– Subtract 6 inches from length = 49.5 feet usable

3.5 feet x 49.5 feet = 173 square feet usable

For this 4×50 roll, you would get approximately 173 square feet after overlapped seams and length adjustments.

## Estimating Rolls Needed

To estimate the number of rolls needed:

1. Measure the total area to be covered in square feet

2. Calculate the usable coverage per roll based on the steps above

3. Divide the total area by the usable area per roll.

4. Round up to the nearest full roll.

Say you need to cover a 500 square foot area. Using 4×50 rolls with 173 sq ft of usable coverage:

500 sq ft total / 173 sq ft per roll = 2.89 rolls

Round up to 3 rolls needed.

Having a few extra rolls on hand is recommended in case of mistakes or damage.

## Other Material Needed

In addition to the turf rolls, be sure to account for these extra materials:

– Seaming tape or glue – Used to adhere seams

– Stakes – To secure perimeter and seams

– Extra base material – For repairs or uneven areas

– Adhesive – To glue turf to sub-base as needed

– Seaming fabric – Some installations use fabric strips under seams

Ordering a bit extra of these items ensures you don’t run out. Also have some spares on hand for future repairs.

## Cost per Square Foot

Turf is typically priced per square foot based on the roll size. Prices range from about $2.50 per square foot on the low end, up to $8 per square foot for high end synthetic grass.

To determine the cost for a project:

1. Calculate the number of rolls needed

2. Multiply by cost per square foot for that roll size

3. Add cost of additional materials

Here’s an example for a 500 square foot installation:

– 3 rolls of 4×50 turf at $3 per sq ft

– Each roll has 200 sq ft, so 3 rolls = 600 sq ft

– 600 sq ft x $3 per sq ft = $1,800 for turf

– Tape, glue, etc = $200

– Total cost = $2,000

Having the cost per square foot for the rolls you plan to use makes it easy to estimate the budget.

## DIY vs. Hiring a Pro
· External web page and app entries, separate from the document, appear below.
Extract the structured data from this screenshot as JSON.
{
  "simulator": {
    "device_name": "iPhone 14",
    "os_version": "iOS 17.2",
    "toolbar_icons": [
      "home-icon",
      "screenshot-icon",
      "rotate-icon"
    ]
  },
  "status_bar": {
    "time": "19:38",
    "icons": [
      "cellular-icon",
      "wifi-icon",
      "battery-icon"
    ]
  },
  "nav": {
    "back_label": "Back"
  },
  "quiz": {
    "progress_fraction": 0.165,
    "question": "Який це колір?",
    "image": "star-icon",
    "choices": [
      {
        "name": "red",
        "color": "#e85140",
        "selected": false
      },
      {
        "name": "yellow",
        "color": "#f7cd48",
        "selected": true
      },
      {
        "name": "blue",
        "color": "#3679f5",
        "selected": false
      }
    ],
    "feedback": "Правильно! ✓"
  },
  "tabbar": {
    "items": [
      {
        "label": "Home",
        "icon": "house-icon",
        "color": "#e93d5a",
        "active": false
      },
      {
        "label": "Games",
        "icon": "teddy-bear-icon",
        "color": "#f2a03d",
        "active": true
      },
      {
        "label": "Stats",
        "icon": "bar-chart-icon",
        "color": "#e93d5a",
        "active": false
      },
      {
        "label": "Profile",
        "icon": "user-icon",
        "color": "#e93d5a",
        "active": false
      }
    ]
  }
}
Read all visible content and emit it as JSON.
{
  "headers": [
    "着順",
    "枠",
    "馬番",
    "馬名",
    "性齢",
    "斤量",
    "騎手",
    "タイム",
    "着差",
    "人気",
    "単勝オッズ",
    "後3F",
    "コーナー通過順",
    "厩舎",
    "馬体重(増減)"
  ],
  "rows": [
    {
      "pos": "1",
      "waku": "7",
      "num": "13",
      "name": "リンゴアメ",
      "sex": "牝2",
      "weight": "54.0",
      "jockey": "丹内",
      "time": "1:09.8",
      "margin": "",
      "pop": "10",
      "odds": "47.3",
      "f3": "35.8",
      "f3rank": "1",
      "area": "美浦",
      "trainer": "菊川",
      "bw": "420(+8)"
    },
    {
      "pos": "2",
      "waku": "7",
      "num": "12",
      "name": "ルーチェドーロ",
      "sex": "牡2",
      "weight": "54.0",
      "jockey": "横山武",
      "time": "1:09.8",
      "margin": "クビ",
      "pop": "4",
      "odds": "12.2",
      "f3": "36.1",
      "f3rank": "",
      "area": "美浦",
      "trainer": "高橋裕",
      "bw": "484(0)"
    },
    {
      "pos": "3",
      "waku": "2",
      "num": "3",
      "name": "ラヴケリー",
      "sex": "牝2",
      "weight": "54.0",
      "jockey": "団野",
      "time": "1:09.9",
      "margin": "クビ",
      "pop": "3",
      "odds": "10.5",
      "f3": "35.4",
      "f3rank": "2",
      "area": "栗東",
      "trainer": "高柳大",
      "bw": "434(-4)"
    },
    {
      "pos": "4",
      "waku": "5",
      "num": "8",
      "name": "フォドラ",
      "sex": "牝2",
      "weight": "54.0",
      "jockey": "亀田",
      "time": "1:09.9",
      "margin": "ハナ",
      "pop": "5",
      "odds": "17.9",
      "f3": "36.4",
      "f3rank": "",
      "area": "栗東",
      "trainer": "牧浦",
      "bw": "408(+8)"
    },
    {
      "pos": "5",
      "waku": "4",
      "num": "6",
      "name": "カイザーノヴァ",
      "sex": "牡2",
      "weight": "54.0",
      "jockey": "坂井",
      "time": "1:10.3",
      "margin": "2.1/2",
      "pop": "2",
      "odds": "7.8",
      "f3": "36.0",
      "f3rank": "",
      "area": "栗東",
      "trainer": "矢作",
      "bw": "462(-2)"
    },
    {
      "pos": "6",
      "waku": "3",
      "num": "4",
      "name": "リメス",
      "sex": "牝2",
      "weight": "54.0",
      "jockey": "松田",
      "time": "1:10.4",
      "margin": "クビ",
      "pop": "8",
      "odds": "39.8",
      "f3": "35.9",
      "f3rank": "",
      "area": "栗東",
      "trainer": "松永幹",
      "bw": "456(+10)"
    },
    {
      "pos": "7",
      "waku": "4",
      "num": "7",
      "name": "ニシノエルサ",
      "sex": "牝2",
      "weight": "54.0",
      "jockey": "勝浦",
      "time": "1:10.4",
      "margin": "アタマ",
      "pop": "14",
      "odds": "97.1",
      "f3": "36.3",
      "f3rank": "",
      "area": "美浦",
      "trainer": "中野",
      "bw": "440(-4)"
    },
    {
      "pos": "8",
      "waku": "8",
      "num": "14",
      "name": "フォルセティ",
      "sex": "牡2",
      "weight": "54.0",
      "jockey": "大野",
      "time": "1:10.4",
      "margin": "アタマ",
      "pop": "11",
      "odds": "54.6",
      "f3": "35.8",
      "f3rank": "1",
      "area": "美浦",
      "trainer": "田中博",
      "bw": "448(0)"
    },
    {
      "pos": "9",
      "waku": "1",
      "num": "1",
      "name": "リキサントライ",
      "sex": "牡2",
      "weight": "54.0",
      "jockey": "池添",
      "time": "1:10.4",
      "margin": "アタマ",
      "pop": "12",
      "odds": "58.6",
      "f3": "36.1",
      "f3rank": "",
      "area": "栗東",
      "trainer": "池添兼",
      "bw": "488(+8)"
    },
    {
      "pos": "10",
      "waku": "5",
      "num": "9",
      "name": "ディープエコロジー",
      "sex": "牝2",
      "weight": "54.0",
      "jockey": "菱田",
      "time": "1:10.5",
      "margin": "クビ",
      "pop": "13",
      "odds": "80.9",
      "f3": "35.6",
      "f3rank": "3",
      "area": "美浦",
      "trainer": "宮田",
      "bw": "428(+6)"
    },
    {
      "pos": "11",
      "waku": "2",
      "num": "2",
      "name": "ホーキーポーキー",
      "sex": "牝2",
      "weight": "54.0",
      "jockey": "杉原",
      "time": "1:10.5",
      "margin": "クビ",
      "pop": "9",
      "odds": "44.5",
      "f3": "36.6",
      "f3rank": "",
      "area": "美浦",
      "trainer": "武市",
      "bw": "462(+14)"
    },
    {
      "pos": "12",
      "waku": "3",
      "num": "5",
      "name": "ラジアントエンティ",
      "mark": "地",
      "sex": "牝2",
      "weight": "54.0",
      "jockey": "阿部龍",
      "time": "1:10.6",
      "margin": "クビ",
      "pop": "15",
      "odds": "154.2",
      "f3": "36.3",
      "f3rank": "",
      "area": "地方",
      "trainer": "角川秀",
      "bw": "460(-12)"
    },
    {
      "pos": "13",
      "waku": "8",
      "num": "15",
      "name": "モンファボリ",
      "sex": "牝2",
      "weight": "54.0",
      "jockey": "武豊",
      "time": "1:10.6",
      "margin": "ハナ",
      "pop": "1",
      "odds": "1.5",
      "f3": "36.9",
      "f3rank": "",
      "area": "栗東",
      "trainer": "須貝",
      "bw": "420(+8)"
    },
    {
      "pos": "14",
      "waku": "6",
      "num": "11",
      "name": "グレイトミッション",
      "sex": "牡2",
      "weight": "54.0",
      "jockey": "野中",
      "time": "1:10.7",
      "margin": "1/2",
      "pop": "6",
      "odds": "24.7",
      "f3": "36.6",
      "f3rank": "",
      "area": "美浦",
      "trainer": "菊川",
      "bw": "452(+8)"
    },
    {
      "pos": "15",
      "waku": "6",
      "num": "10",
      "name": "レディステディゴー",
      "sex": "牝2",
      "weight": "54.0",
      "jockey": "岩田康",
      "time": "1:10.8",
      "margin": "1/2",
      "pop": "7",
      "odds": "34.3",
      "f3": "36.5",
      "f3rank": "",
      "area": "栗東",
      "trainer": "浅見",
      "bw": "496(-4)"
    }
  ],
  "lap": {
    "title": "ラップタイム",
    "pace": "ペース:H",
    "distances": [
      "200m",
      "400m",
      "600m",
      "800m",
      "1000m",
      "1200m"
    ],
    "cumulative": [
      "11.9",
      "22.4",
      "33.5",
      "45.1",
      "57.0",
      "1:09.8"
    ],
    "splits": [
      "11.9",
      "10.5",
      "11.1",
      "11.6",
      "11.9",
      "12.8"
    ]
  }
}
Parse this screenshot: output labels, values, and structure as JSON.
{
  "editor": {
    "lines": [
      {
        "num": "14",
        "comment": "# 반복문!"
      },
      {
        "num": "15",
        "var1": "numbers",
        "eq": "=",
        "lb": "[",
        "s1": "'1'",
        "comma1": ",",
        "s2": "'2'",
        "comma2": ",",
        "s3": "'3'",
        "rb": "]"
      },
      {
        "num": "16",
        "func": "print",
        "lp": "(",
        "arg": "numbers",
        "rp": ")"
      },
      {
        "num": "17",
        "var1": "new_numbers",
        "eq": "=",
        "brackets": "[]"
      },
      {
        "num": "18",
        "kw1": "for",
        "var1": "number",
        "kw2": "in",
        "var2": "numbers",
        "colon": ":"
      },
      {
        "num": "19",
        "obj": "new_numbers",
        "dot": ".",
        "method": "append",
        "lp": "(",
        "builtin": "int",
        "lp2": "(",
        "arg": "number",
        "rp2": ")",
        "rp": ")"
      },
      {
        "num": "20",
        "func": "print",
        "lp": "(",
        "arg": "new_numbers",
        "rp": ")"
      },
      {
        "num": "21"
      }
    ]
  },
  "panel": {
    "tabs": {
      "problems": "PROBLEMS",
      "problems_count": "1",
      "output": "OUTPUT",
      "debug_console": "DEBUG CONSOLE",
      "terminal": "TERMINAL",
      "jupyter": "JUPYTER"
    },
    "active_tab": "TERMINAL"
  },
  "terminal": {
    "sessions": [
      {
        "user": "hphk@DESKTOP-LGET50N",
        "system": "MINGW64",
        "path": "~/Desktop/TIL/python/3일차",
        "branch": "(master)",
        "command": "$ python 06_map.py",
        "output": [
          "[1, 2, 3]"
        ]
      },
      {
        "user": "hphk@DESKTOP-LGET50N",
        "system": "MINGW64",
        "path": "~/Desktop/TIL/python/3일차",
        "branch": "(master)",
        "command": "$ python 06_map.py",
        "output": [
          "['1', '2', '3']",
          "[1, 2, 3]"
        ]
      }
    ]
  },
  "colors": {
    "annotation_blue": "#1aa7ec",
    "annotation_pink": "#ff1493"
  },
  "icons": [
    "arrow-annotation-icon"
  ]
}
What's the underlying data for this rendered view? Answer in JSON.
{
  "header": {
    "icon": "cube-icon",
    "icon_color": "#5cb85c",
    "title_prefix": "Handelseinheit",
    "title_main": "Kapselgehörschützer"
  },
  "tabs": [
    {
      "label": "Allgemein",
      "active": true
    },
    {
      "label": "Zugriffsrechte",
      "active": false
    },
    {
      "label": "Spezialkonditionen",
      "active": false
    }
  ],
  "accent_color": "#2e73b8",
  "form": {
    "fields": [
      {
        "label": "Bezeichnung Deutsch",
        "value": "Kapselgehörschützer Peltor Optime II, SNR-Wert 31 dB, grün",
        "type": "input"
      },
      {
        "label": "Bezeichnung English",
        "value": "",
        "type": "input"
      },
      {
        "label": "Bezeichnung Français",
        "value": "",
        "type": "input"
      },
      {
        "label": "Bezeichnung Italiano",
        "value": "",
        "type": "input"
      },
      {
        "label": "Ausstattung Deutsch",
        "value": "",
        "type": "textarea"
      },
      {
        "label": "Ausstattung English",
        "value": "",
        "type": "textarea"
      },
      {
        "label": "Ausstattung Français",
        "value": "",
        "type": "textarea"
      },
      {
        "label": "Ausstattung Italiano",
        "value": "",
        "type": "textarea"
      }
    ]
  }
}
Installing turf yourself can save on labor costs, but has some downsides:

### Benefits of DIY

– Less expensive – Save on labor costs

– More control – Install exactly how you want

– Satisfaction – Of completing your own project

### Benefits of Hiring a Pro

– Experienced – They’ve done this many times before

– Better results – Higher quality finished product

– Warranty – Professional work is often warranted

– Time savings – Turf installed much faster than DIY

### Tips for DIY

If tackling it as a DIY project, here are some tips:

– Rent tools – Roller, saw, seam iron to get professional results

– Watch tutorials – Understand the full process before starting

– Recruit help – Have extra hands for a large lawn area

– Allow time – Plan for it to take longer than a professional install

## Things to Consider

Here are a few other things to consider when calculating turf needed:

### Future Expansion

Ordering a couple extra rolls allows for expanding or repairing the turf later.

### Excess for Edging

Having leftover scraps can be useful to edge or border other parts of the landscape.

### Extra In-fill

Make sure to order enough infill material like sand or rubber for the area size.

### Slope and Drainage

Sloped areas or poor drainage may require extra base work, affecting roll layout.

Taking all these factors into account will help you get the right amount of materials for your project and avoid any surprises!

## Conclusion

Figuring yardage for a turf project involves more than just the roll dimensions. The usable coverage is reduced by seam overlap, pattern alignment and edging. Measure the area, calculate usable sq ft per roll, then order at least 10% extra to be safe. Working with a professional installer can help determine materials and make sure it’s done right the first time. Use the tips above to estimate how far a roll of turf will go for your lawn or landscaping project.